The historic 50th Anniversary HSP Conference 5-7 April 2017, York, UK
This image, taken at the Grand Conference dinner at the York National Railway Museum, shows 5 of the leaders in solubility theory and practice. From left to right, Prof Steven Abbott (HSPiP), Prof Jean-Marie Aubry (U. Lille), Dr Hiroshi Yamamoto (HSPiP), Dr Charles Hansen (HSPiP) and Prof Andreas Klamt (COSMOlogic). It captures the spirit of an amazing conference where we were working together to push the boundaries of formulation via solubility theory.
A standing ovation for Charles

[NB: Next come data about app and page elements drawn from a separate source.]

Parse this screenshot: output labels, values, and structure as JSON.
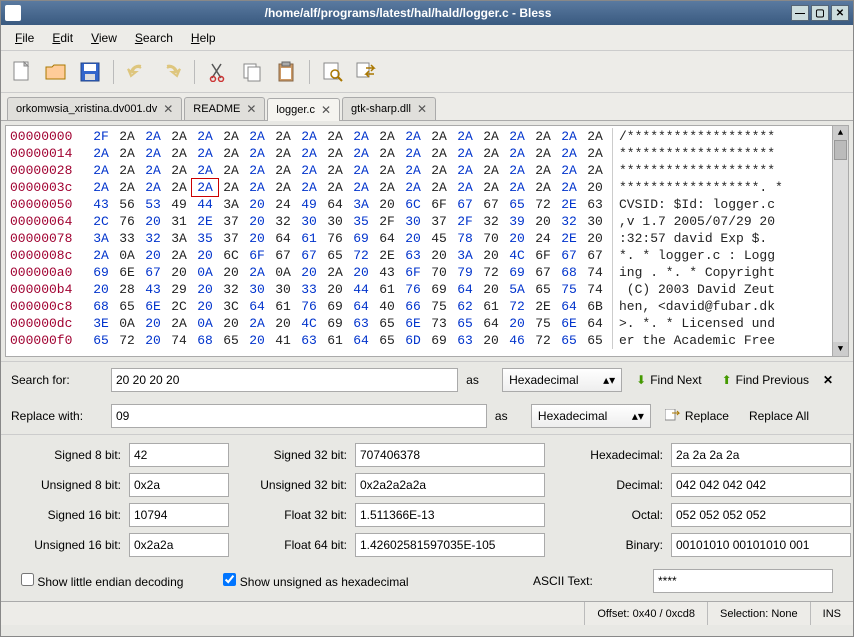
{
  "window": {
    "title": "/home/alf/programs/latest/hal/hald/logger.c - Bless"
  },
  "menu": {
    "file": "File",
    "edit": "Edit",
    "view": "View",
    "search": "Search",
    "help": "Help"
  },
  "tabs": [
    {
      "label": "orkomwsia_xristina.dv001.dv",
      "active": false
    },
    {
      "label": "README",
      "active": false
    },
    {
      "label": "logger.c",
      "active": true
    },
    {
      "label": "gtk-sharp.dll",
      "active": false
    }
  ],
  "hex": {
    "rows": [
      {
        "off": "00000000",
        "bytes": [
          "2F",
          "2A",
          "2A",
          "2A",
          "2A",
          "2A",
          "2A",
          "2A",
          "2A",
          "2A",
          "2A",
          "2A",
          "2A",
          "2A",
          "2A",
          "2A",
          "2A",
          "2A",
          "2A",
          "2A"
        ],
        "ascii": "/*******************"
      },
      {
        "off": "00000014",
        "bytes": [
          "2A",
          "2A",
          "2A",
          "2A",
          "2A",
          "2A",
          "2A",
          "2A",
          "2A",
          "2A",
          "2A",
          "2A",
          "2A",
          "2A",
          "2A",
          "2A",
          "2A",
          "2A",
          "2A",
          "2A"
        ],
        "ascii": "********************"
      },
      {
        "off": "00000028",
        "bytes": [
          "2A",
          "2A",
          "2A",
          "2A",
          "2A",
          "2A",
          "2A",
          "2A",
          "2A",
          "2A",
          "2A",
          "2A",
          "2A",
          "2A",
          "2A",
          "2A",
          "2A",
          "2A",
          "2A",
          "2A"
        ],
        "ascii": "********************"
      },
      {
        "off": "0000003c",
        "bytes": [
          "2A",
          "2A",
          "2A",
          "2A",
          "2A",
          "2A",
          "2A",
          "2A",
          "2A",
          "2A",
          "2A",
          "2A",
          "2A",
          "2A",
          "2A",
          "2A",
          "2A",
          "2A",
          "2A",
          "20"
        ],
        "ascii": "******************. *"
      },
      {
        "off": "00000050",
        "bytes": [
          "43",
          "56",
          "53",
          "49",
          "44",
          "3A",
          "20",
          "24",
          "49",
          "64",
          "3A",
          "20",
          "6C",
          "6F",
          "67",
          "67",
          "65",
          "72",
          "2E",
          "63"
        ],
        "ascii": "CVSID: $Id: logger.c"
      },
      {
        "off": "00000064",
        "bytes": [
          "2C",
          "76",
          "20",
          "31",
          "2E",
          "37",
          "20",
          "32",
          "30",
          "30",
          "35",
          "2F",
          "30",
          "37",
          "2F",
          "32",
          "39",
          "20",
          "32",
          "30"
        ],
        "ascii": ",v 1.7 2005/07/29 20"
      },
      {
        "off": "00000078",
        "bytes": [
          "3A",
          "33",
          "32",
          "3A",
          "35",
          "37",
          "20",
          "64",
          "61",
          "76",
          "69",
          "64",
          "20",
          "45",
          "78",
          "70",
          "20",
          "24",
          "2E",
          "20"
        ],
        "ascii": ":32:57 david Exp $. "
      },
      {
        "off": "0000008c",
        "bytes": [
          "2A",
          "0A",
          "20",
          "2A",
          "20",
          "6C",
          "6F",
          "67",
          "67",
          "65",
          "72",
          "2E",
          "63",
          "20",
          "3A",
          "20",
          "4C",
          "6F",
          "67",
          "67"
        ],
        "ascii": "*. * logger.c : Logg"
      },
      {
        "off": "000000a0",
        "bytes": [
          "69",
          "6E",
          "67",
          "20",
          "0A",
          "20",
          "2A",
          "0A",
          "20",
          "2A",
          "20",
          "43",
          "6F",
          "70",
          "79",
          "72",
          "69",
          "67",
          "68",
          "74"
        ],
        "ascii": "ing . *. * Copyright"
      },
      {
        "off": "000000b4",
        "bytes": [
          "20",
          "28",
          "43",
          "29",
          "20",
          "32",
          "30",
          "30",
          "33",
          "20",
          "44",
          "61",
          "76",
          "69",
          "64",
          "20",
          "5A",
          "65",
          "75",
          "74"
        ],
        "ascii": " (C) 2003 David Zeut"
      },
      {
        "off": "000000c8",
        "bytes": [
          "68",
          "65",
          "6E",
          "2C",
          "20",
          "3C",
          "64",
          "61",
          "76",
          "69",
          "64",
          "40",
          "66",
          "75",
          "62",
          "61",
          "72",
          "2E",
          "64",
          "6B"
        ],
        "ascii": "hen, <david@fubar.dk"
      },
      {
        "off": "000000dc",
        "bytes": [
          "3E",
          "0A",
          "20",
          "2A",
          "0A",
          "20",
          "2A",
          "20",
          "4C",
          "69",
          "63",
          "65",
          "6E",
          "73",
          "65",
          "64",
          "20",
          "75",
          "6E",
          "64"
        ],
        "ascii": ">. *. * Licensed und"
      },
      {
        "off": "000000f0",
        "bytes": [
          "65",
          "72",
          "20",
          "74",
          "68",
          "65",
          "20",
          "41",
          "63",
          "61",
          "64",
          "65",
          "6D",
          "69",
          "63",
          "20",
          "46",
          "72",
          "65",
          "65"
        ],
        "ascii": "er the Academic Free"
      }
    ],
    "cursor_row": 3,
    "cursor_col": 4
  },
  "search": {
    "for_label": "Search for:",
    "for_value": "20 20 20 20",
    "as": "as",
    "format": "Hexadecimal",
    "find_next": "Find Next",
    "find_prev": "Find Previous"
  },
  "replace": {
    "with_label": "Replace with:",
    "with_value": "09",
    "as": "as",
    "format": "Hexadecimal",
    "replace": "Replace",
    "replace_all": "Replace All"
  },
  "data": {
    "s8_l": "Signed 8 bit:",
    "s8": "42",
    "u8_l": "Unsigned 8 bit:",
    "u8": "0x2a",
    "s16_l": "Signed 16 bit:",
    "s16": "10794",
    "u16_l": "Unsigned 16 bit:",
    "u16": "0x2a2a",
    "s32_l": "Signed 32 bit:",
    "s32": "707406378",
    "u32_l": "Unsigned 32 bit:",
    "u32": "0x2a2a2a2a",
    "f32_l": "Float 32 bit:",
    "f32": "1.511366E-13",
    "f64_l": "Float 64 bit:",
    "f64": "1.42602581597035E-105",
    "hex_l": "Hexadecimal:",
    "hex": "2a 2a 2a 2a",
    "dec_l": "Decimal:",
    "dec": "042 042 042 042",
    "oct_l": "Octal:",
    "oct": "052 052 052 052",
    "bin_l": "Binary:",
    "bin": "00101010 00101010 001",
    "ascii_l": "ASCII Text:",
    "ascii": "****",
    "little_endian": "Show little endian decoding",
    "unsigned_hex": "Show unsigned as hexadecimal"
  },
  "status": {
    "offset": "Offset: 0x40 / 0xcd8",
    "selection": "Selection: None",
    "ins": "INS"
  }
}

The opening speech by Dr Hansen was a reminder what can be achieved by a PhD student working on a different topic (diffusion), who developed a practical solubility theory and then, often with very little support continued to develop and refine it over 50 years. And far from HSP being past its prime, the conference confirmed that the theory and applications are positively booming. The standing ovation for Charles was greatly deserved.

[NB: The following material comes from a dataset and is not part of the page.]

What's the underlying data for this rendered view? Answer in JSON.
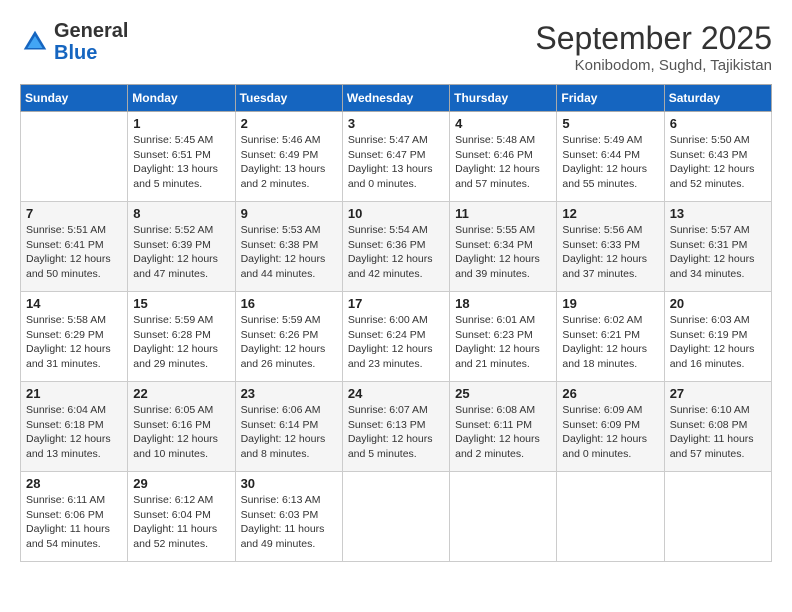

The new Yamamoto developments
Hiroshi revealed three significant developments during his two keynote talks:
- A split of δD into two components - van der Waals and Functional Group. Amazingly, with δD² = δDvdw² + δDfg², and with the Distance calculation using both components, the famous factor of 4 disappears and the quality of fits improves somewhat.
- A split of δTot into δReg and δNet. δReg captures "regular solution" effects and δNet captures network effects, especially hydrogen bonding. As Hiroshi says, δNet has been in HSP for 50 years but had never been systematically identified
- A new, more sophisticated understanding of Donor/Acceptor effects
You can find his two talks plus three preprint papers to read his ideas in detail on the Papers page.
Versions of most of the talks are available on the Papers page. As is normal, some of the talks are not in the public domain as they contain, for example, information in the process of being published.
Who was there?
This is the exciting thing. The HSP(iP) community is large, international and diverse. It was exciting that academia and industry were so well balanced and that different viewpoints from around the globe sparked new ideas and created new possibilities
The HSPiP team would like to acknowledge the excellent, professional help provided by the local organizers, the Green Chemistry Centre of Excellence plus Dr Seishi Shimizu of the York Structural Biology Lab (YSBL). We also warmly acknowledge the assistance of the University of York and the iFormulate team.